Article Text

Download PDFPDF

Interactions between physicians and the pharmaceutical industry generally and sales representatives specifically and their association with physicians’ attitudes and prescribing habits: a systematic review
  1. Freek Fickweiler,
  2. Ward Fickweiler,
  3. Ewout Urbach
  1. Crowd for Cure, Groningen, Groningen, The Netherlands
  1. Correspondence to Freek Fickweiler; freek{at}


Objectives The objective of this review is to explore interactions between physicians and the pharmaceutical industry including sales representatives and their impact on physicians’ attitude and prescribing habits.

Data sources PubMed, Embase, Cochrane Library and Google scholar electronic databases were searched from 1992 to August 2016 using free-text words and medical subject headings relevant to the topic.

Study selection Studies included cross-sectional studies, cohort studies, randomised trials and survey designs. Studies with narrative reviews, case reports, opinion polls and letters to the editor were excluded from data synthesis.

Data extraction Two reviewers independently extracted the data.

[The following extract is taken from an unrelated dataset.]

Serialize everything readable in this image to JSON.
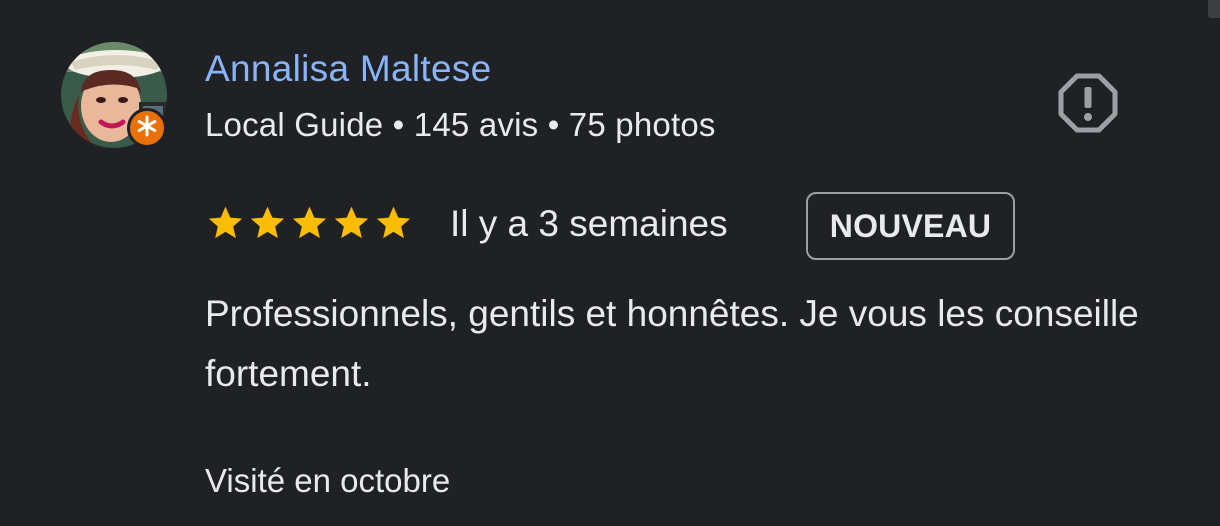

Data on study design, study year, country, participant characteristics, setting and number of participants were collected.

Data synthesis Pharmaceutical industry and pharmaceutical sales representative (PSR) interactions influence physicians’ attitudes and their prescribing behaviour and increase the number of formulary addition requests for the company’s drug.

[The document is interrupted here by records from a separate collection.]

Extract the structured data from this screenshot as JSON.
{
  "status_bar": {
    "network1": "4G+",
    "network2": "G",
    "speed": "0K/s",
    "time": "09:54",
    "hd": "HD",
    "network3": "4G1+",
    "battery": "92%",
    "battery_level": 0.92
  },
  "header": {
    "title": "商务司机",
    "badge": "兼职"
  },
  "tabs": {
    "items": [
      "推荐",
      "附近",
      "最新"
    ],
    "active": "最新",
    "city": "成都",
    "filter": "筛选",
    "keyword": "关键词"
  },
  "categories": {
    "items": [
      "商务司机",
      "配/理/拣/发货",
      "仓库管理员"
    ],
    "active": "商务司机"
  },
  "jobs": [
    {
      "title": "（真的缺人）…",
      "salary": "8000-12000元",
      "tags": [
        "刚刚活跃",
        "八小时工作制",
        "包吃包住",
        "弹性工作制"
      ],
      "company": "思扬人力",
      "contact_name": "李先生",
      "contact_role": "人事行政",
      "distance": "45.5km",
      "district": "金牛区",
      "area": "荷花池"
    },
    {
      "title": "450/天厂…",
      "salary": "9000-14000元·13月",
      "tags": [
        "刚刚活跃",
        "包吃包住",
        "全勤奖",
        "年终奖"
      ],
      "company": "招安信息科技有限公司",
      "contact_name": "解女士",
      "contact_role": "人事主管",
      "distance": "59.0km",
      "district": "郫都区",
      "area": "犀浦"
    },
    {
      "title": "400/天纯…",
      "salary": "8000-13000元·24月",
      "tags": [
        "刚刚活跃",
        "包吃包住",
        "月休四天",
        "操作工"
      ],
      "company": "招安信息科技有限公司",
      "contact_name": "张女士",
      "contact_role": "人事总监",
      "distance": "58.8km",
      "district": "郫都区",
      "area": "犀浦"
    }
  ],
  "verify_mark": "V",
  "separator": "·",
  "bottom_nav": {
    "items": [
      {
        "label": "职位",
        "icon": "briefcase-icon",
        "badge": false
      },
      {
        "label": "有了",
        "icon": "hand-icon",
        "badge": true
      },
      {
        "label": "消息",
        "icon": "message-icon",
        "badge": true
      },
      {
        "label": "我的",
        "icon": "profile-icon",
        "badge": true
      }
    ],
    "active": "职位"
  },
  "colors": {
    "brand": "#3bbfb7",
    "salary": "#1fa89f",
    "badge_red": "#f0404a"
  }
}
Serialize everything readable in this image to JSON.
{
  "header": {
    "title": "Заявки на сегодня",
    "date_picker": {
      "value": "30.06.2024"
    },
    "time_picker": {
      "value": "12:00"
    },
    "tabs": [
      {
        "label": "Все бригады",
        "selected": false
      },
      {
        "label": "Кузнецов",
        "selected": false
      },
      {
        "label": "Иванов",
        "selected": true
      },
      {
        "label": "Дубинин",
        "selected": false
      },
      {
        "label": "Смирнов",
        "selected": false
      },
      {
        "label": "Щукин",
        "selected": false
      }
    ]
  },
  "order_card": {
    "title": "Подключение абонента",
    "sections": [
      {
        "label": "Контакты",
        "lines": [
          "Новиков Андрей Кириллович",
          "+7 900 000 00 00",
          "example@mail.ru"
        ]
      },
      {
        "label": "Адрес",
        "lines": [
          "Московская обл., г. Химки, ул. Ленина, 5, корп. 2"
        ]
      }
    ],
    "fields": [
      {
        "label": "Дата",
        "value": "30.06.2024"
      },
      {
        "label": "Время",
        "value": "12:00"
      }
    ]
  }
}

Conclusion Physician–pharmaceutical industry and its sales representative’s interactions and acceptance of gifts from the company’s PSRs have been found to affect physicians’ prescribing behaviour and are likely to contribute to irrational prescribing of the company’s drug. Therefore, intervention in the form of policy implementation and education about the implications of these interactions is needed.

  • pharmaceutical sales representative
  • physicians, drug industry
  • brand prescriptions
  • conflict of interest
  • physicians-industry interactions
  • pharmaceutical industry
  • attitude of health personnel
  • gifts to physicians
  • medical education
  • irrational prescriptions

This is an Open Access article distributed in accordance with the terms of the Creative Commons Attribution (CC BY 4.0) license, which permits others to distribute, remix, adapt and build upon this work, for commercial use, provided the original work is properly cited. See:

View Full Text

Statistics from


  • Contributors All authors have contributed equally and have substantial contributions to the conception or design of the work: FF for the acquisition, analysis and interpretation of data for the work and drafting the work, EU and WF for revising it critically for important intellectual content and all authors contributed to final approval of the version to be published and agreed to be accountable for all aspects of the work in ensuring that questions related to the accuracy or integrity of any part of the work are appropriately investigated and resolved.

  • Competing interests None declared.

  • Provenance and peer review Not commissioned; externally peer reviewed.

  • Data sharing statement Any data relevant to a published article will be made available alongside the article when published.

Request Permissions

If you wish to reuse any or all of this article please use the link below which will take you to the Copyright Clearance Center’s RightsLink service. You will be able to get a quick price and instant permission to reuse the content in many different ways.